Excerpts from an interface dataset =
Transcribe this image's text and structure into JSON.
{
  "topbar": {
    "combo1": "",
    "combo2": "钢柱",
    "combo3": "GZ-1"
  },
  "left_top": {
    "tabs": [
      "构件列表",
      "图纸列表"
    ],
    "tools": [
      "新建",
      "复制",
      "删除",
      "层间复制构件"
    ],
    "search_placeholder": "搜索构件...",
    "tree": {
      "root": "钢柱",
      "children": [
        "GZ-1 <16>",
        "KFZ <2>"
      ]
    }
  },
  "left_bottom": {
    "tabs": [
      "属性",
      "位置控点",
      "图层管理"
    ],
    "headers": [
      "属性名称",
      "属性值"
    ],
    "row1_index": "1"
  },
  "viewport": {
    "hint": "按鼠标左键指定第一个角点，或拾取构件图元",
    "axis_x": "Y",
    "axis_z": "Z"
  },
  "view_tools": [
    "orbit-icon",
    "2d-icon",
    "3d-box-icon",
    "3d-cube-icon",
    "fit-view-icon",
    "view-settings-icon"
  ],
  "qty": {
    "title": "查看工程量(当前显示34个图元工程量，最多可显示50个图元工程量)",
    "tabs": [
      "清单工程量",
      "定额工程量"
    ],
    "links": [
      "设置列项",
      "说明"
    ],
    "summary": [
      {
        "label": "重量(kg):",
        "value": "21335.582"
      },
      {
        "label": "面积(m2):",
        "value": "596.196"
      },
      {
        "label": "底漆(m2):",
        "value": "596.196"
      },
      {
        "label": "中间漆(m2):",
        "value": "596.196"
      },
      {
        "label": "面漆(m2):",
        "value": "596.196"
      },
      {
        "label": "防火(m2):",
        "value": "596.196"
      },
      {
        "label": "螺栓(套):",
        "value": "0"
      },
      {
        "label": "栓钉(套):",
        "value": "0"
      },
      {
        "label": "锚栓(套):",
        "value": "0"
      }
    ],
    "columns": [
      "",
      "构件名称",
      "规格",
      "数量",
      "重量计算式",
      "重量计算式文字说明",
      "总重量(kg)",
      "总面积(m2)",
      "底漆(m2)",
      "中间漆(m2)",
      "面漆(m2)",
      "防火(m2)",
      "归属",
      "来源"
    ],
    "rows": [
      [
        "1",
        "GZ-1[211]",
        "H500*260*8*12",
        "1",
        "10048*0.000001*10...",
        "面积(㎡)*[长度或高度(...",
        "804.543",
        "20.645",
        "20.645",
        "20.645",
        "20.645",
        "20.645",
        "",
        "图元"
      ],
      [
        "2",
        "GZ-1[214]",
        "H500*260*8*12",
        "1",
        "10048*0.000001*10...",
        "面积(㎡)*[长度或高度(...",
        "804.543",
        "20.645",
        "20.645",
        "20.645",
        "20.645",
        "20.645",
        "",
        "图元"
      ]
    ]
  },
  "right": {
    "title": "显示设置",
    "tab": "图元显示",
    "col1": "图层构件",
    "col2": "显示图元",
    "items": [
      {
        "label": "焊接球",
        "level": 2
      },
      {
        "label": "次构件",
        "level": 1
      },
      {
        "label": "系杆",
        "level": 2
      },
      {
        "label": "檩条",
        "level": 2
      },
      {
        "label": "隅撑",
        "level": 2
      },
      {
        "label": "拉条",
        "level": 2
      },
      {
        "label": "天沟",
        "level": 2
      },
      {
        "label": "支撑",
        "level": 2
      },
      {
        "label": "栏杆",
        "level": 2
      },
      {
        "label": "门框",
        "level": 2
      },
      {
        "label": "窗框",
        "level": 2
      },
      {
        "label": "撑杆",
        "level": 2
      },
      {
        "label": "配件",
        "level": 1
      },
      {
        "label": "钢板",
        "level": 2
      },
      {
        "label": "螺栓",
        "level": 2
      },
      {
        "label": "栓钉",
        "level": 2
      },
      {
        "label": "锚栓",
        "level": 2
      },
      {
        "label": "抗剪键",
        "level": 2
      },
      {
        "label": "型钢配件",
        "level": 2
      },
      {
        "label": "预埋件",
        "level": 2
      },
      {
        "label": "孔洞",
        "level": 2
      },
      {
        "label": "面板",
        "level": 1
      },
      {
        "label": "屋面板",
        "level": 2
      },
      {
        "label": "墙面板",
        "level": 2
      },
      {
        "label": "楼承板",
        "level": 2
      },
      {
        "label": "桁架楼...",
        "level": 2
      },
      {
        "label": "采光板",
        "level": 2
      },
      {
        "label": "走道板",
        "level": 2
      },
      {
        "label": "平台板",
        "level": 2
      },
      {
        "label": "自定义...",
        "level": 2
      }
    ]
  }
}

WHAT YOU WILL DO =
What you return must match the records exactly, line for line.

WRITTEN ANSWER =
Transcribe this image's text and structure into JSON.
{
  "topbar": {
    "combo1": "",
    "combo2": "钢柱",
    "combo3": "GZ-1"
  },
  "left_top": {
    "tabs": [
      "构件列表",
      "图纸列表"
    ],
    "tools": [
      "新建",
      "复制",
      "删除",
      "层间复制构件"
    ],
    "search_placeholder": "搜索构件...",
    "tree": {
      "root": "钢柱",
      "children": [
        "GZ-1 <16>",
        "KFZ <2>"
      ]
    }
  },
  "left_bottom": {
    "tabs": [
      "属性",
      "位置控点",
      "图层管理"
    ],
    "headers": [
      "属性名称",
      "属性值"
    ],
    "row1_index": "1"
  },
  "viewport": {
    "hint": "按鼠标左键指定第一个角点，或拾取构件图元",
    "axis_x": "Y",
    "axis_z": "Z"
  },
  "view_tools": [
    "orbit-icon",
    "2d-icon",
    "3d-box-icon",
    "3d-cube-icon",
    "fit-view-icon",
    "view-settings-icon"
  ],
  "qty": {
    "title": "查看工程量(当前显示34个图元工程量，最多可显示50个图元工程量)",
    "tabs": [
      "清单工程量",
      "定额工程量"
    ],
    "links": [
      "设置列项",
      "说明"
    ],
    "summary": [
      {
        "label": "重量(kg):",
        "value": "21335.582"
      },
      {
        "label": "面积(m2):",
        "value": "596.196"
      },
      {
        "label": "底漆(m2):",
        "value": "596.196"
      },
      {
        "label": "中间漆(m2):",
        "value": "596.196"
      },
      {
        "label": "面漆(m2):",
        "value": "596.196"
      },
      {
        "label": "防火(m2):",
        "value": "596.196"
      },
      {
        "label": "螺栓(套):",
        "value": "0"
      },
      {
        "label": "栓钉(套):",
        "value": "0"
      },
      {
        "label": "锚栓(套):",
        "value": "0"
      }
    ],
    "columns": [
      "",
      "构件名称",
      "规格",
      "数量",
      "重量计算式",
      "重量计算式文字说明",
      "总重量(kg)",
      "总面积(m2)",
      "底漆(m2)",
      "中间漆(m2)",
      "面漆(m2)",
      "防火(m2)",
      "归属",
      "来源"
    ],
    "rows": [
      [
        "1",
        "GZ-1[211]",
        "H500*260*8*12",
        "1",
        "10048*0.000001*10...",
        "面积(㎡)*[长度或高度(...",
        "804.543",
        "20.645",
        "20.645",
        "20.645",
        "20.645",
        "20.645",
        "",
        "图元"
      ],
      [
        "2",
        "GZ-1[214]",
        "H500*260*8*12",
        "1",
        "10048*0.000001*10...",
        "面积(㎡)*[长度或高度(...",
        "804.543",
        "20.645",
        "20.645",
        "20.645",
        "20.645",
        "20.645",
        "",
        "图元"
      ]
    ]
  },
  "right": {
    "title": "显示设置",
    "tab": "图元显示",
    "col1": "图层构件",
    "col2": "显示图元",
    "items": [
      {
        "label": "焊接球",
        "level": 2
      },
      {
        "label": "次构件",
        "level": 1
      },
      {
        "label": "系杆",
        "level": 2
      },
      {
        "label": "檩条",
        "level": 2
      },
      {
        "label": "隅撑",
        "level": 2
      },
      {
        "label": "拉条",
        "level": 2
      },
      {
        "label": "天沟",
        "level": 2
      },
      {
        "label": "支撑",
        "level": 2
      },
      {
        "label": "栏杆",
        "level": 2
      },
      {
        "label": "门框",
        "level": 2
      },
      {
        "label": "窗框",
        "level": 2
      },
      {
        "label": "撑杆",
        "level": 2
      },
      {
        "label": "配件",
        "level": 1
      },
      {
        "label": "钢板",
        "level": 2
      },
      {
        "label": "螺栓",
        "level": 2
      },
      {
        "label": "栓钉",
        "level": 2
      },
      {
        "label": "锚栓",
        "level": 2
      },
      {
        "label": "抗剪键",
        "level": 2
      },
      {
        "label": "型钢配件",
        "level": 2
      },
      {
        "label": "预埋件",
        "level": 2
      },
      {
        "label": "孔洞",
        "level": 2
      },
      {
        "label": "面板",
        "level": 1
      },
      {
        "label": "屋面板",
        "level": 2
      },
      {
        "label": "墙面板",
        "level": 2
      },
      {
        "label": "楼承板",
        "level": 2
      },
      {
        "label": "桁架楼...",
        "level": 2
      },
      {
        "label": "采光板",
        "level": 2
      },
      {
        "label": "走道板",
        "level": 2
      },
      {
        "label": "平台板",
        "level": 2
      },
      {
        "label": "自定义...",
        "level": 2
      }
    ]
  }
}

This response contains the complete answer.